The last 12 months has seen improved general liability insurance rates and capacity from a carrier standpoint for firms engaged in the construction industry.
On average, the rate reductions have been anywhere from 10 percent to 20 percent over the prior year programs.
Furthermore, there are more insurance carriers actively quoting and placing coverage for construction related companies than in previous years.
The fact that rates are decreasing and competition is increasing does not mean the overall insurance product being delivered is providing the broadest coverage available for contractors.
Over the last 12 months carriers have offered renewal terms and/or policy premiums that are an improvement over an expiring program, but still have many of the coverage exclusions and conditions that can cause problems for a contractor down the road in the event of a claim.
The following exclusions and conditions are up for negotiation if a company's policy is adequately marketed:
Subsidence: Subsidence exclusion for a builder or contractor can be very dangerous and broad in the event of a claim.
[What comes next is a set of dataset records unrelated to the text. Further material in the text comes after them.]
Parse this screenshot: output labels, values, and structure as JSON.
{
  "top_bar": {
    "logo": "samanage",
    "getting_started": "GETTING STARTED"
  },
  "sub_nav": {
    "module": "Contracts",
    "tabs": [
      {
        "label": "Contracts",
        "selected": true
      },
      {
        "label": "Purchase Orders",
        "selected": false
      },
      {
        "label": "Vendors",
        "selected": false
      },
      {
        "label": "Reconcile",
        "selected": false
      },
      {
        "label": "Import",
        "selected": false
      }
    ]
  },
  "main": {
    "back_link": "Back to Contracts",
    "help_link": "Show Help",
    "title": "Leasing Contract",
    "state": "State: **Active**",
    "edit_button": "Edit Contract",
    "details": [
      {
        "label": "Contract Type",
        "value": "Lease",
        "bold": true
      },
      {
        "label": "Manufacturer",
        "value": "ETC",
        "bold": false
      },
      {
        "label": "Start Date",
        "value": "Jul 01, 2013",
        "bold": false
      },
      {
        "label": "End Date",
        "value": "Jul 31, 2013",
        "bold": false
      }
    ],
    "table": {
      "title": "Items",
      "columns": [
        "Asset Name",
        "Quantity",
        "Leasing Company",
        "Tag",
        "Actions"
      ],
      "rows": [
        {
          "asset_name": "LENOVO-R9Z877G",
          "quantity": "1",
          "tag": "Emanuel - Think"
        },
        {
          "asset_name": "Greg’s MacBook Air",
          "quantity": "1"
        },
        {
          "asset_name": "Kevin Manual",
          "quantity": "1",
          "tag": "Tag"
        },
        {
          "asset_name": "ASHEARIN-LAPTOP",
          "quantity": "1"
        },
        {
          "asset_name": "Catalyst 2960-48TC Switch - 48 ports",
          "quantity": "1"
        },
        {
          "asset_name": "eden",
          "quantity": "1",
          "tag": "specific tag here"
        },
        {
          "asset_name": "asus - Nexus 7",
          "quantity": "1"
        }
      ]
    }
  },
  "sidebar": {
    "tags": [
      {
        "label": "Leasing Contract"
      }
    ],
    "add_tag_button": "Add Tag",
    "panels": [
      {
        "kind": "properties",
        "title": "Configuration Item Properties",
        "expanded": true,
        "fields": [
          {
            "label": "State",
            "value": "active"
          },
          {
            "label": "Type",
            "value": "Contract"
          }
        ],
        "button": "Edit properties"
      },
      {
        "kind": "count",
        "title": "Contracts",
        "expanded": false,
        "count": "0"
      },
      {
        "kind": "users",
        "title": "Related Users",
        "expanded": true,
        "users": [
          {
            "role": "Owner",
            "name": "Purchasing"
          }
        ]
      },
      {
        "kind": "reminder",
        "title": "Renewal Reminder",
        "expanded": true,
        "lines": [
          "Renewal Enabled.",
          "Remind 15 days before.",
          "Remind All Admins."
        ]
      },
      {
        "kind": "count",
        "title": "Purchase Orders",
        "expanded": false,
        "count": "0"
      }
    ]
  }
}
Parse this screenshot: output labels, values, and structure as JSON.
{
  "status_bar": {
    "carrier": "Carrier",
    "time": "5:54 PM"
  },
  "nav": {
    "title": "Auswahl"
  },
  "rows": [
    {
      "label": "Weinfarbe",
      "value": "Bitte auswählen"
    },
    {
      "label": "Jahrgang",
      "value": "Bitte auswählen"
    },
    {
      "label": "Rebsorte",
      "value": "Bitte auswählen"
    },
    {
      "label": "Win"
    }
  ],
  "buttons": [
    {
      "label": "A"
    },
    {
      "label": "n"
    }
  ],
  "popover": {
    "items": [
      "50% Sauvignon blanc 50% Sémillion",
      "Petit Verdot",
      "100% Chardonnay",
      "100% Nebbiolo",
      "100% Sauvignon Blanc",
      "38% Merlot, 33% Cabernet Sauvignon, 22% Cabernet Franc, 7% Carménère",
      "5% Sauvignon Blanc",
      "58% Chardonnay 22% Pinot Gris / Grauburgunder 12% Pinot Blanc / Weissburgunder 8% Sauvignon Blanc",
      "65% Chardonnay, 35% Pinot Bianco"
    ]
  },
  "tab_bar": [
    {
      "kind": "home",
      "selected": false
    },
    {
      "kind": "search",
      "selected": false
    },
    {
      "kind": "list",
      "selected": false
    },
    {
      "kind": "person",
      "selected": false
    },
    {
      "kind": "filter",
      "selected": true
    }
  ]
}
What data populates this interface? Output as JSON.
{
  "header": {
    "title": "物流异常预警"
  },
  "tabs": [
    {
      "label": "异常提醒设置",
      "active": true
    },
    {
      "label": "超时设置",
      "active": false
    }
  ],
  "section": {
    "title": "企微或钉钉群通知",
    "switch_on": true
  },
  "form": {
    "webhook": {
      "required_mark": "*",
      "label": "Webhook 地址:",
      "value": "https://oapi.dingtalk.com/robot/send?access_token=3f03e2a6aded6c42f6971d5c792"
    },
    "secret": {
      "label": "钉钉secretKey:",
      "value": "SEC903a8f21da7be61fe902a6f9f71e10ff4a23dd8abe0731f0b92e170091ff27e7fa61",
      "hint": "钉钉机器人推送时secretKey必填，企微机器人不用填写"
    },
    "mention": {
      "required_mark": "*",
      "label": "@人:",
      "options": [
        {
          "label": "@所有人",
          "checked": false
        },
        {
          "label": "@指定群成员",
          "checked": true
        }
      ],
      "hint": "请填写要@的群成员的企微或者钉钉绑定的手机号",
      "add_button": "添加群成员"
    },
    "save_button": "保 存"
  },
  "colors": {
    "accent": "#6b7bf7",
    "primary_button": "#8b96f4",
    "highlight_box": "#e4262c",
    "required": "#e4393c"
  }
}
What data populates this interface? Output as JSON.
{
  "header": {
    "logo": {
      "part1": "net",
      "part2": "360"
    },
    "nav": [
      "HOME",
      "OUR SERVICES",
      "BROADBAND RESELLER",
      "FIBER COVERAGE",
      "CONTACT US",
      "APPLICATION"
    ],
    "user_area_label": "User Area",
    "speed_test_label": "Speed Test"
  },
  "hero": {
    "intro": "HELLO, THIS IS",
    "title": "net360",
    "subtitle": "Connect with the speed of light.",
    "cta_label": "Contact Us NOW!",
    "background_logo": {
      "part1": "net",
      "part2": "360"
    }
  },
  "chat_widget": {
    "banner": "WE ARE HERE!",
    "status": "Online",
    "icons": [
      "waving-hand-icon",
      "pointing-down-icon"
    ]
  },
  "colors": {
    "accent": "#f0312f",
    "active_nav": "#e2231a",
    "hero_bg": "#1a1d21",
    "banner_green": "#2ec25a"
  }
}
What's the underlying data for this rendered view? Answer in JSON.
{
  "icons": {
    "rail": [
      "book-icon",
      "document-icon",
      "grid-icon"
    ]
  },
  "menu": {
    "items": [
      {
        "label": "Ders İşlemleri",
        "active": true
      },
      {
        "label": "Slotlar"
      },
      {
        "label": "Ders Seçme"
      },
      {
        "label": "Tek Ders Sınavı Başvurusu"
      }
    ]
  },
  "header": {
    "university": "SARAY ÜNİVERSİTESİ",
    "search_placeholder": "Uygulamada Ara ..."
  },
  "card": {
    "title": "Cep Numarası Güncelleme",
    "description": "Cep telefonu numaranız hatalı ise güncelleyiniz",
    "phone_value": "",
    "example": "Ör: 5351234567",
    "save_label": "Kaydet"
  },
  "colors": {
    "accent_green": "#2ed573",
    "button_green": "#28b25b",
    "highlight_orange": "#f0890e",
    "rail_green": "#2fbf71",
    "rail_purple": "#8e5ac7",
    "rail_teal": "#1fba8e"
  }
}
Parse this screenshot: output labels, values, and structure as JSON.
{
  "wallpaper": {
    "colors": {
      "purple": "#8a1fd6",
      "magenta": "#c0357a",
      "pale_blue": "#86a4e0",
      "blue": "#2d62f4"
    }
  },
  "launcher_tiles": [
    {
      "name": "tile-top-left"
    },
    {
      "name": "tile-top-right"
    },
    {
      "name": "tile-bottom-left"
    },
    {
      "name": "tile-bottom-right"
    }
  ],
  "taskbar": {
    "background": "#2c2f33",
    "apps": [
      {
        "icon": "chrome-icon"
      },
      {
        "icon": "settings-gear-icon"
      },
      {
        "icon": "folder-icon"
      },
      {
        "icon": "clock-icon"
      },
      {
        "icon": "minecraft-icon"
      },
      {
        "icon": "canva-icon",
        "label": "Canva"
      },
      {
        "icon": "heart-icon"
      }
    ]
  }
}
This exclusion will preclude coverage for a property damage related claim that is a result of settling and/or movement of land.
Generally, most contracting insurance markets will automatically exclude subsidence and, if not negotiating up front, this exclusion can prove to be devastating in the event of a subsidence claim down the road. The good news is the market is opening up to the point that competition is creating a situation whereby carriers must remove this exclusion to remain competitive.
Prior-works Exclusion: The prior-works exclusion included in most general liability can be very dangerous and change the coverage trigger of a general liability policy tremendously.
This, in our opinion, is an exceedingly onerous exclusion and can create major gaps in coverage if not removed. Basically, this exclusion will limit any coverage for work that occurred prior to the inception date of a given policy. As many well know, a construction related claim could occur over time and across multiple policy periods.
With this exclusion, a contractor is basically eliminating coverage for a claim that was a result of a past project, but is continuous and progressive over time. If negotiated and leveraged correctly, an insurance broker can effectively negotiate this exclusion out and broaden an insured's overall general liability insurance program.
Self-insured retention/deductible: Self-insured retentions or deductibles can be negotiated and reduced to a lower amount under current market conditions. Two to three years ago high self-insured retentions and deductibles were the norm. Now, as the competition grows it is important to evaluate and negotiate this issue associated with the policy to minimize the overall risk. In some situations, a contractor can reduce its self-insured retention/deductible upwards of 50 percent without significantly impacting premium.
Minimum earned/minimum and deposit endorsements: Many general liability policies contain minimum premium related endorsements that limit the amount an insured can receive back in premium, in a cancellation or final audit event.
Again, the market is competitive enough to negotiate more favorable terms related to minimum earned premiums. An example would include reducing or eliminating a minimum premium requirement in the event of a final audit that was less than estimated. This means that if revenue and/or payroll were underestimated at policy inception, premium will be returned at final audit.
There are many other endorsements and coverages to evaluate, but keep in mind that now more than ever it is possible to remove and/or amend endorsements to more effectively cover a contractor's operation. While it may not result in successful removal of certain exclusions and conditions, now is the time to start negotiating and implementing policies that better cover overall exposure.
It is important at this point in time to evaluate many different options and create a program that maximizes coverage because it can be very dangerous to focus only on price. The premium alone should not be the deciding factor in evaluating a general liability insurance option.
Brennan is a principal with Barney & Barney and is team leader of the firm's Construction Practice. For more information, call (858) 587-7404 or e-mail firstname.lastname@example.org.>